Exothermic reactions usually favors spontaneity

b)
Spontaneity usually lowers the energy of the starting material as it
becomes product

c)
The difference of these energies = heat released to surroundings

2)
Importance of Exothermicity of
D
S
universe

depends on Temperature

a)
Adding heat to hot surroundings has little effect

b)
Adding heat to cold surroundings has a large effect

c)
Heat transfer is more important at low temperatures

3)
In Summary

a)
Sign of
D
S
surr

depends on direction of heat transfer
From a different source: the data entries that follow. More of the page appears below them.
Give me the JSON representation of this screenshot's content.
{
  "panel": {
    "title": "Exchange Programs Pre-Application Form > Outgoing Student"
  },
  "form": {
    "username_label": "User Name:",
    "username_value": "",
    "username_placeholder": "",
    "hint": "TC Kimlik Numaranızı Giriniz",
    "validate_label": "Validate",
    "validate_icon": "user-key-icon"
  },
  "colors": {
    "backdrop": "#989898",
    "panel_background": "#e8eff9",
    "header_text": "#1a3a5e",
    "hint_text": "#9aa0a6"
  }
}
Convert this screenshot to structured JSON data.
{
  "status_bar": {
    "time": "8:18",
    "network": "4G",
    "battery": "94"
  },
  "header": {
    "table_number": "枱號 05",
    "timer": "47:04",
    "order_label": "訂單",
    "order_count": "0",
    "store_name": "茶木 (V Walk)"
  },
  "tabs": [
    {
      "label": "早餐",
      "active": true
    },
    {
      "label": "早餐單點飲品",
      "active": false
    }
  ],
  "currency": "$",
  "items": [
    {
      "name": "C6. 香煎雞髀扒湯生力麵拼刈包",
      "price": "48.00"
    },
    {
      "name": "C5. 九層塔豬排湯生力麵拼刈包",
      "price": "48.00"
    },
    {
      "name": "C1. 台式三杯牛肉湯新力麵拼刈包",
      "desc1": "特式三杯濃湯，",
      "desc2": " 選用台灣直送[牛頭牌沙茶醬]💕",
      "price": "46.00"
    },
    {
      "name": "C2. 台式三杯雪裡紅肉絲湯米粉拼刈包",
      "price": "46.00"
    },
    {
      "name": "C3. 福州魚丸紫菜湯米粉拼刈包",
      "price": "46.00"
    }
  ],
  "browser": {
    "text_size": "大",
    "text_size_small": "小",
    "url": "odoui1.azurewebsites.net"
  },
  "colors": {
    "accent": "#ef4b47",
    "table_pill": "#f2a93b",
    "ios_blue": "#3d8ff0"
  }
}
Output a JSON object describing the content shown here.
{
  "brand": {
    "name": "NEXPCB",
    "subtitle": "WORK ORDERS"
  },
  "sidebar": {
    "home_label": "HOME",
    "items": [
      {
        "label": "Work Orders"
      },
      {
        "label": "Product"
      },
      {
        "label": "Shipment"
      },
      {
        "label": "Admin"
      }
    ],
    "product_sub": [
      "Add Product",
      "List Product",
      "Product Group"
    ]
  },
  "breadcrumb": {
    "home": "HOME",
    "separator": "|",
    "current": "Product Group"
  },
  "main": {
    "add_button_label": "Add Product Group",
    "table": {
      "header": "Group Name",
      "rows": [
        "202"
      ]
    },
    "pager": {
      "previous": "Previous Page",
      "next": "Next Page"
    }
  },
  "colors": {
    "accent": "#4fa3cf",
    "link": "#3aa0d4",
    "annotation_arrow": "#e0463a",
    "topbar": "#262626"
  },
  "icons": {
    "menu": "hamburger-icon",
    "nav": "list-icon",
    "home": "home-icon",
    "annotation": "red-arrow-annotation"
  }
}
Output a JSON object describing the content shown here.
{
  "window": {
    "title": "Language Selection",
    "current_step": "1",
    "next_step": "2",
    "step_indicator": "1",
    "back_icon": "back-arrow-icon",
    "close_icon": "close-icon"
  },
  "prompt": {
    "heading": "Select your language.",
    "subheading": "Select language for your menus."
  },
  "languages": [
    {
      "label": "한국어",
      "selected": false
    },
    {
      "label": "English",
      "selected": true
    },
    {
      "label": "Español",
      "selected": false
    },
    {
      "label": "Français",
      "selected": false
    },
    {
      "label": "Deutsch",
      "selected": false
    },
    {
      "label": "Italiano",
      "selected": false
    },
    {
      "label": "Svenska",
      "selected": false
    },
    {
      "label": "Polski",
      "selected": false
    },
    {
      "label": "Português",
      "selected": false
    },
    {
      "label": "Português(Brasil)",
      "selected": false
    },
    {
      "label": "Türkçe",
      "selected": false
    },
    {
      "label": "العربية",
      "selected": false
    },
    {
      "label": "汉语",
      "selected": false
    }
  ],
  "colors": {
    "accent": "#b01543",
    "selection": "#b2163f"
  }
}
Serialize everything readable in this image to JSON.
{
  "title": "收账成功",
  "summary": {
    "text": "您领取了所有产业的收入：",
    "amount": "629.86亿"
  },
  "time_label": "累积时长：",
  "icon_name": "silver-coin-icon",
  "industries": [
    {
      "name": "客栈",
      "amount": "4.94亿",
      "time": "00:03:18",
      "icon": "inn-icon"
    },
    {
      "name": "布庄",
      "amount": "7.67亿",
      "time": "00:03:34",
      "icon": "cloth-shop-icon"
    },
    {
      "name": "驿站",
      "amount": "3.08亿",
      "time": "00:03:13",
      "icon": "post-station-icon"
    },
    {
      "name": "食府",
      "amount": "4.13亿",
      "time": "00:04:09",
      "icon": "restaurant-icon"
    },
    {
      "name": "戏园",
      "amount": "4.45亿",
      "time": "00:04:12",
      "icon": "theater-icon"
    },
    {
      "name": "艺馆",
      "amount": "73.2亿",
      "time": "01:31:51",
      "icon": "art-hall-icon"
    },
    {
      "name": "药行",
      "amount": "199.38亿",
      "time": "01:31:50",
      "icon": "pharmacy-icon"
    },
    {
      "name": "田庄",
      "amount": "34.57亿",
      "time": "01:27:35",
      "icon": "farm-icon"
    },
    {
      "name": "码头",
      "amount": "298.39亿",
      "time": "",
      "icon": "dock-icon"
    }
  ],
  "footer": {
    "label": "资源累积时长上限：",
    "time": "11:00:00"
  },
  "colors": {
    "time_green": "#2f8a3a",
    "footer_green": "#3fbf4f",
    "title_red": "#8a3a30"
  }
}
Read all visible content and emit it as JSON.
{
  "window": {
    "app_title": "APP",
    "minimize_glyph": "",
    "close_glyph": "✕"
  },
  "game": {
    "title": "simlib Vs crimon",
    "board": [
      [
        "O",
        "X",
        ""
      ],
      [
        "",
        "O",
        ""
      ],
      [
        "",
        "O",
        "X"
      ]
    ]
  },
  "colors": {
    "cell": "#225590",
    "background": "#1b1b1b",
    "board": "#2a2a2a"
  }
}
b)
Magnitude of
D
S
surr

depends on T

c)

d)
The (
-
) is there because
D
H is for the system, which is opposite of
D
H of the surroundings

4)
Example
: Find
D
S
surr

at 25
o
C

a)
Sb
2
S
3
(s) + 3Fe(s) 2Sb(s) + 3FeS(s)
D
H =
-
125 kJ/mol

b)
Sb
4
O
6
(s) + 6C(s) 4Sb(s) + 6CO(g)
D
H = +778 kJ/mol

IV.
Free Energy

A.
Free Energy = G = H

TS

1)
D
G
process

=
D
H

T
D
S

2)
Divide by

T

3)

4)
A process is spontaneous if
D
G =
-

5)
Chemists use
D
G rather than
D
S because we only need to know system

B.
Example
: Predicting Spontaneity using
D
G

1)

H
2
O(s) H
2
O(l)
D
H
o

= 6030 J/mol,
D
S
o

= 22.1 J/K mol

T

T

D
H
o

D
S
o

D
S
surr

D
S
univ

T
D
S
o

D
G
o

o
C

K

J/mol

J/K

mol

J/K

mol

J/K

mol

J/mol

J/mol

-
10

263

6030

22.1

-
22.9

-
0.8

5810

+220

0

273

6030

22.1

-
22.1

0.0

6030

0

10

283

6030

22.1

-
21.3

0.8

6250

-
220

2)
Classifying Processes/Reactions based on
D
H and
D
S

3)

Example
: At what T is Br
2
(l) Br
2
(g) spontaneous (1 atm) given that
D
H = 31.0 kJ/mol and
D
S = 93.0 J/Kmol

a)
Spontaneous when
D
G =
-

b)
Set
D
G = 0 and solve for T

c)
When T > 333K, T
D
S >
D
H and
D
G =
-

(Entropy controlled)

d)
When T < 333K, T
D
S <
D
H and
D
G = + (Enthalpy controlled)

e)
333K is the boiling point of Br
2
(l)